-- Records supplied follows --

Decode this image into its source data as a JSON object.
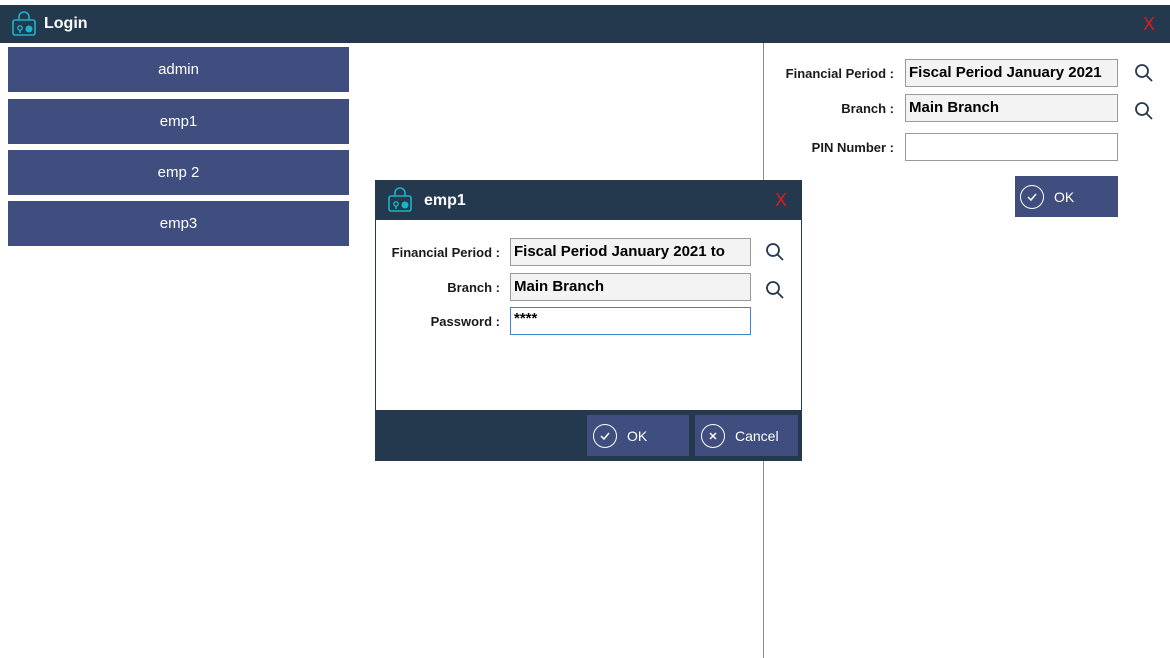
{
  "window": {
    "title": "Login",
    "close_label": "X",
    "icon": "login-icon"
  },
  "users": [
    {
      "label": "admin"
    },
    {
      "label": "emp1"
    },
    {
      "label": "emp 2"
    },
    {
      "label": "emp3"
    }
  ],
  "right_panel": {
    "financial_period_label": "Financial Period :",
    "financial_period_value": "Fiscal Period January 2021",
    "branch_label": "Branch :",
    "branch_value": "Main Branch",
    "pin_label": "PIN Number :",
    "pin_value": "",
    "ok_label": "OK"
  },
  "dialog": {
    "title": "emp1",
    "close_label": "X",
    "financial_period_label": "Financial Period :",
    "financial_period_value": "Fiscal Period January 2021 to",
    "branch_label": "Branch :",
    "branch_value": "Main Branch",
    "password_label": "Password :",
    "password_value": "****",
    "ok_label": "OK",
    "cancel_label": "Cancel"
  },
  "colors": {
    "titlebar": "#24384e",
    "button": "#3f4e7e",
    "close": "#e21b1b",
    "icon_accent": "#19b6c9"
  }
}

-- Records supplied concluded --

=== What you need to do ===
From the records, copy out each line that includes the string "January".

=== Task answer ===
    "financial_period_value": "Fiscal Period January 2021",
    "financial_period_value": "Fiscal Period January 2021 to",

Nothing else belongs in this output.